What you return must match the records exactly, line for line.
▶
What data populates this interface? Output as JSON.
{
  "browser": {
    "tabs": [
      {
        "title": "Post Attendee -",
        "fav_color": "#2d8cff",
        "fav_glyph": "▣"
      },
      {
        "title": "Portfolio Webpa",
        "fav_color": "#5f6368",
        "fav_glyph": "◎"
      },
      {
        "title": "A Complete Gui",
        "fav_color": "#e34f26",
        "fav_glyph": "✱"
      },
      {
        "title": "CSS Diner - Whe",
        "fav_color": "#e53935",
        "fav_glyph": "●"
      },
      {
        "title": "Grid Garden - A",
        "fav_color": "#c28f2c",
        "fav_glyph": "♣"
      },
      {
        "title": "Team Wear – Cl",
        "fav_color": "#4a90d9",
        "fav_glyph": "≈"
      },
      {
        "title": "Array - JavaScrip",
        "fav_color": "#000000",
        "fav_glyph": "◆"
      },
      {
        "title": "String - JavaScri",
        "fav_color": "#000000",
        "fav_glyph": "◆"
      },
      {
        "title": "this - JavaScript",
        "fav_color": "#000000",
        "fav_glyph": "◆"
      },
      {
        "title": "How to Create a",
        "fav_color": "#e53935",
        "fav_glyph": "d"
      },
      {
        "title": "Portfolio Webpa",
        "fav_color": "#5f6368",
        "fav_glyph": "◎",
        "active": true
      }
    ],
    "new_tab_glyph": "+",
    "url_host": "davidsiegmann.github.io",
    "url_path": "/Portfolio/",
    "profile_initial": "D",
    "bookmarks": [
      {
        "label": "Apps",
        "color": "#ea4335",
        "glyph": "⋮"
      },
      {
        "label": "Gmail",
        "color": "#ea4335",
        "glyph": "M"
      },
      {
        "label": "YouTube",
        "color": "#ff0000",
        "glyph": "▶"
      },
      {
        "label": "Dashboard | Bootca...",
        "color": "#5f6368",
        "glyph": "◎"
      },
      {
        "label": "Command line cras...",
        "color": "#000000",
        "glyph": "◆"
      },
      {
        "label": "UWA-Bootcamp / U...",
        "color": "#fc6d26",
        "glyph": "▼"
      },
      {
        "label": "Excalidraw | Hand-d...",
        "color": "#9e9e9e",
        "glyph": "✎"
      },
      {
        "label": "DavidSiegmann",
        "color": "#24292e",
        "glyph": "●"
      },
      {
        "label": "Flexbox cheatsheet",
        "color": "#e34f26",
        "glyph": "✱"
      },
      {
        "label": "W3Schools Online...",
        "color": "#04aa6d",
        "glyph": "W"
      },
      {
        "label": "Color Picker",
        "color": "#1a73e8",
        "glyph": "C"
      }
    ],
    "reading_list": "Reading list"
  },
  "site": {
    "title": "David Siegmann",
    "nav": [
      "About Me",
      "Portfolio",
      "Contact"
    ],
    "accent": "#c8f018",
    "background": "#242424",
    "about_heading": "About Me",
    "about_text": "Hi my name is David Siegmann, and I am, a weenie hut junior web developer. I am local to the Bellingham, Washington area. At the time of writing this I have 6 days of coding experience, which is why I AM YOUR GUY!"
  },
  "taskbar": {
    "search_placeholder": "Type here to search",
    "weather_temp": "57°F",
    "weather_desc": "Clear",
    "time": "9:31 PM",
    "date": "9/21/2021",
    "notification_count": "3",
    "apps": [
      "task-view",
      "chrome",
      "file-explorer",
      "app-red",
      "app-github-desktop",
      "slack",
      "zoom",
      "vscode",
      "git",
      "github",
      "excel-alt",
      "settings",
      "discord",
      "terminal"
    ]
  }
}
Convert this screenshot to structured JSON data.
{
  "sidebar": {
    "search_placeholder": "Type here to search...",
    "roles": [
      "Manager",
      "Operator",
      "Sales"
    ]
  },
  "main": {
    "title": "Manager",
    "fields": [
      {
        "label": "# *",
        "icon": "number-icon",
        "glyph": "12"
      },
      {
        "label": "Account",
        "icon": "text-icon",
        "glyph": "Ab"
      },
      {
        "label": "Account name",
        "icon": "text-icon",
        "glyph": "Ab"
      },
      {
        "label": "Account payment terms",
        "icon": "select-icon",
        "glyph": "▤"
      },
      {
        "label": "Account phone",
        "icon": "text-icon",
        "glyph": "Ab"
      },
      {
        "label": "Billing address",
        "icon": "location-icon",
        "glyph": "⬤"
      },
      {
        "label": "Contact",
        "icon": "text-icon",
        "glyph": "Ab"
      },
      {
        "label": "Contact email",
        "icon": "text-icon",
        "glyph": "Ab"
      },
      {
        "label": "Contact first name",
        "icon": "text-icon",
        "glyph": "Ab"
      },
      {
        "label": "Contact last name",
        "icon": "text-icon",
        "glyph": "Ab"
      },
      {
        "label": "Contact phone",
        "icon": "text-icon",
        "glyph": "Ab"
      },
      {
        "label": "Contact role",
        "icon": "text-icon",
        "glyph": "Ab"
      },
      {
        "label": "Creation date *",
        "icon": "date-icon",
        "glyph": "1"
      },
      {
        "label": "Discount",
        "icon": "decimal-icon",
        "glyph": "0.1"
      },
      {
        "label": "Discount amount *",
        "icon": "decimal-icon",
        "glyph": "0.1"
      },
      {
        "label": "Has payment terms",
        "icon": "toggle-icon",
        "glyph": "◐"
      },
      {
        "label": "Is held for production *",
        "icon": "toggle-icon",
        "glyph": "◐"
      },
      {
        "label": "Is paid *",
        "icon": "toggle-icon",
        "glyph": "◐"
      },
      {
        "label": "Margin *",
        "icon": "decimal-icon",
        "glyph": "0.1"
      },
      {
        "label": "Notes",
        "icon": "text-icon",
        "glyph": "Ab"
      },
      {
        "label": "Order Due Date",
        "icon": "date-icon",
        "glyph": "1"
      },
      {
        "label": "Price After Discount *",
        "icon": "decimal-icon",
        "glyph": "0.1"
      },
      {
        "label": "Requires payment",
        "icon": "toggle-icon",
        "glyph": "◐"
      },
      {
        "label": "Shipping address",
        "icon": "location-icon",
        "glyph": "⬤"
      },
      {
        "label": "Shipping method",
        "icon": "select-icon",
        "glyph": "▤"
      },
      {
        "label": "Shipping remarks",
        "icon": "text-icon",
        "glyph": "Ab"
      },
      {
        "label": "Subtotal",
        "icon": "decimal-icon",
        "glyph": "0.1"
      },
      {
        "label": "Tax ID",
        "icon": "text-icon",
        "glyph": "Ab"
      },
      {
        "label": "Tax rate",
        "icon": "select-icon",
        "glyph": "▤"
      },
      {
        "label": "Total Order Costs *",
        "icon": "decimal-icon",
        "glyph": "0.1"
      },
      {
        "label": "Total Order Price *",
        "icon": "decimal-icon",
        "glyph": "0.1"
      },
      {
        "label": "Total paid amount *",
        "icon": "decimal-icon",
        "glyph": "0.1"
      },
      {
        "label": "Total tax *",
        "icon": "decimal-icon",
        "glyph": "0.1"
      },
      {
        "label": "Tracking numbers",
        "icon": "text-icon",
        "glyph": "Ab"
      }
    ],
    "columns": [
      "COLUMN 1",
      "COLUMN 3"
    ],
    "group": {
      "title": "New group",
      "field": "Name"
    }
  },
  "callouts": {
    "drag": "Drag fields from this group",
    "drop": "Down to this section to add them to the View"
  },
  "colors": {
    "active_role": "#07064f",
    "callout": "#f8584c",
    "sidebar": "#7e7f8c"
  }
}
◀
- SOLUTION TO THE PROBLEM
What data populates this interface? Output as JSON.
{
  "browser": {
    "tabs": [
      {
        "title": "Post Attendee -",
        "fav_color": "#2d8cff",
        "fav_glyph": "▣"
      },
      {
        "title": "Portfolio Webpa",
        "fav_color": "#5f6368",
        "fav_glyph": "◎"
      },
      {
        "title": "A Complete Gui",
        "fav_color": "#e34f26",
        "fav_glyph": "✱"
      },
      {
        "title": "CSS Diner - Whe",
        "fav_color": "#e53935",
        "fav_glyph": "●"
      },
      {
        "title": "Grid Garden - A",
        "fav_color": "#c28f2c",
        "fav_glyph": "♣"
      },
      {
        "title": "Team Wear – Cl",
        "fav_color": "#4a90d9",
        "fav_glyph": "≈"
      },
      {
        "title": "Array - JavaScrip",
        "fav_color": "#000000",
        "fav_glyph": "◆"
      },
      {
        "title": "String - JavaScri",
        "fav_color": "#000000",
        "fav_glyph": "◆"
      },
      {
        "title": "this - JavaScript",
        "fav_color": "#000000",
        "fav_glyph": "◆"
      },
      {
        "title": "How to Create a",
        "fav_color": "#e53935",
        "fav_glyph": "d"
      },
      {
        "title": "Portfolio Webpa",
        "fav_color": "#5f6368",
        "fav_glyph": "◎",
        "active": true
      }
    ],
    "new_tab_glyph": "+",
    "url_host": "davidsiegmann.github.io",
    "url_path": "/Portfolio/",
    "profile_initial": "D",
    "bookmarks": [
      {
        "label": "Apps",
        "color": "#ea4335",
        "glyph": "⋮"
      },
      {
        "label": "Gmail",
        "color": "#ea4335",
        "glyph": "M"
      },
      {
        "label": "YouTube",
        "color": "#ff0000",
        "glyph": "▶"
      },
      {
        "label": "Dashboard | Bootca...",
        "color": "#5f6368",
        "glyph": "◎"
      },
      {
        "label": "Command line cras...",
        "color": "#000000",
        "glyph": "◆"
      },
      {
        "label": "UWA-Bootcamp / U...",
        "color": "#fc6d26",
        "glyph": "▼"
      },
      {
        "label": "Excalidraw | Hand-d...",
        "color": "#9e9e9e",
        "glyph": "✎"
      },
      {
        "label": "DavidSiegmann",
        "color": "#24292e",
        "glyph": "●"
      },
      {
        "label": "Flexbox cheatsheet",
        "color": "#e34f26",
        "glyph": "✱"
      },
      {
        "label": "W3Schools Online...",
        "color": "#04aa6d",
        "glyph": "W"
      },
      {
        "label": "Color Picker",
        "color": "#1a73e8",
        "glyph": "C"
      }
    ],
    "reading_list": "Reading list"
  },
  "site": {
    "title": "David Siegmann",
    "nav": [
      "About Me",
      "Portfolio",
      "Contact"
    ],
    "accent": "#c8f018",
    "background": "#242424",
    "about_heading": "About Me",
    "about_text": "Hi my name is David Siegmann, and I am, a weenie hut junior web developer. I am local to the Bellingham, Washington area. At the time of writing this I have 6 days of coding experience, which is why I AM YOUR GUY!"
  },
  "taskbar": {
    "search_placeholder": "Type here to search",
    "weather_temp": "57°F",
    "weather_desc": "Clear",
    "time": "9:31 PM",
    "date": "9/21/2021",
    "notification_count": "3",
    "apps": [
      "task-view",
      "chrome",
      "file-explorer",
      "app-red",
      "app-github-desktop",
      "slack",
      "zoom",
      "vscode",
      "git",
      "github",
      "excel-alt",
      "settings",
      "discord",
      "terminal"
    ]
  }
}
Convert this screenshot to structured JSON data.
{
  "sidebar": {
    "search_placeholder": "Type here to search...",
    "roles": [
      "Manager",
      "Operator",
      "Sales"
    ]
  },
  "main": {
    "title": "Manager",
    "fields": [
      {
        "label": "# *",
        "icon": "number-icon",
        "glyph": "12"
      },
      {
        "label": "Account",
        "icon": "text-icon",
        "glyph": "Ab"
      },
      {
        "label": "Account name",
        "icon": "text-icon",
        "glyph": "Ab"
      },
      {
        "label": "Account payment terms",
        "icon": "select-icon",
        "glyph": "▤"
      },
      {
        "label": "Account phone",
        "icon": "text-icon",
        "glyph": "Ab"
      },
      {
        "label": "Billing address",
        "icon": "location-icon",
        "glyph": "⬤"
      },
      {
        "label": "Contact",
        "icon": "text-icon",
        "glyph": "Ab"
      },
      {
        "label": "Contact email",
        "icon": "text-icon",
        "glyph": "Ab"
      },
      {
        "label": "Contact first name",
        "icon": "text-icon",
        "glyph": "Ab"
      },
      {
        "label": "Contact last name",
        "icon": "text-icon",
        "glyph": "Ab"
      },
      {
        "label": "Contact phone",
        "icon": "text-icon",
        "glyph": "Ab"
      },
      {
        "label": "Contact role",
        "icon": "text-icon",
        "glyph": "Ab"
      },
      {
        "label": "Creation date *",
        "icon": "date-icon",
        "glyph": "1"
      },
      {
        "label": "Discount",
        "icon": "decimal-icon",
        "glyph": "0.1"
      },
      {
        "label": "Discount amount *",
        "icon": "decimal-icon",
        "glyph": "0.1"
      },
      {
        "label": "Has payment terms",
        "icon": "toggle-icon",
        "glyph": "◐"
      },
      {
        "label": "Is held for production *",
        "icon": "toggle-icon",
        "glyph": "◐"
      },
      {
        "label": "Is paid *",
        "icon": "toggle-icon",
        "glyph": "◐"
      },
      {
        "label": "Margin *",
        "icon": "decimal-icon",
        "glyph": "0.1"
      },
      {
        "label": "Notes",
        "icon": "text-icon",
        "glyph": "Ab"
      },
      {
        "label": "Order Due Date",
        "icon": "date-icon",
        "glyph": "1"
      },
      {
        "label": "Price After Discount *",
        "icon": "decimal-icon",
        "glyph": "0.1"
      },
      {
        "label": "Requires payment",
        "icon": "toggle-icon",
        "glyph": "◐"
      },
      {
        "label": "Shipping address",
        "icon": "location-icon",
        "glyph": "⬤"
      },
      {
        "label": "Shipping method",
        "icon": "select-icon",
        "glyph": "▤"
      },
      {
        "label": "Shipping remarks",
        "icon": "text-icon",
        "glyph": "Ab"
      },
      {
        "label": "Subtotal",
        "icon": "decimal-icon",
        "glyph": "0.1"
      },
      {
        "label": "Tax ID",
        "icon": "text-icon",
        "glyph": "Ab"
      },
      {
        "label": "Tax rate",
        "icon": "select-icon",
        "glyph": "▤"
      },
      {
        "label": "Total Order Costs *",
        "icon": "decimal-icon",
        "glyph": "0.1"
      },
      {
        "label": "Total Order Price *",
        "icon": "decimal-icon",
        "glyph": "0.1"
      },
      {
        "label": "Total paid amount *",
        "icon": "decimal-icon",
        "glyph": "0.1"
      },
      {
        "label": "Total tax *",
        "icon": "decimal-icon",
        "glyph": "0.1"
      },
      {
        "label": "Tracking numbers",
        "icon": "text-icon",
        "glyph": "Ab"
      }
    ],
    "columns": [
      "COLUMN 1",
      "COLUMN 3"
    ],
    "group": {
      "title": "New group",
      "field": "Name"
    }
  },
  "callouts": {
    "drag": "Drag fields from this group",
    "drop": "Down to this section to add them to the View"
  },
  "colors": {
    "active_role": "#07064f",
    "callout": "#f8584c",
    "sidebar": "#7e7f8c"
  }
}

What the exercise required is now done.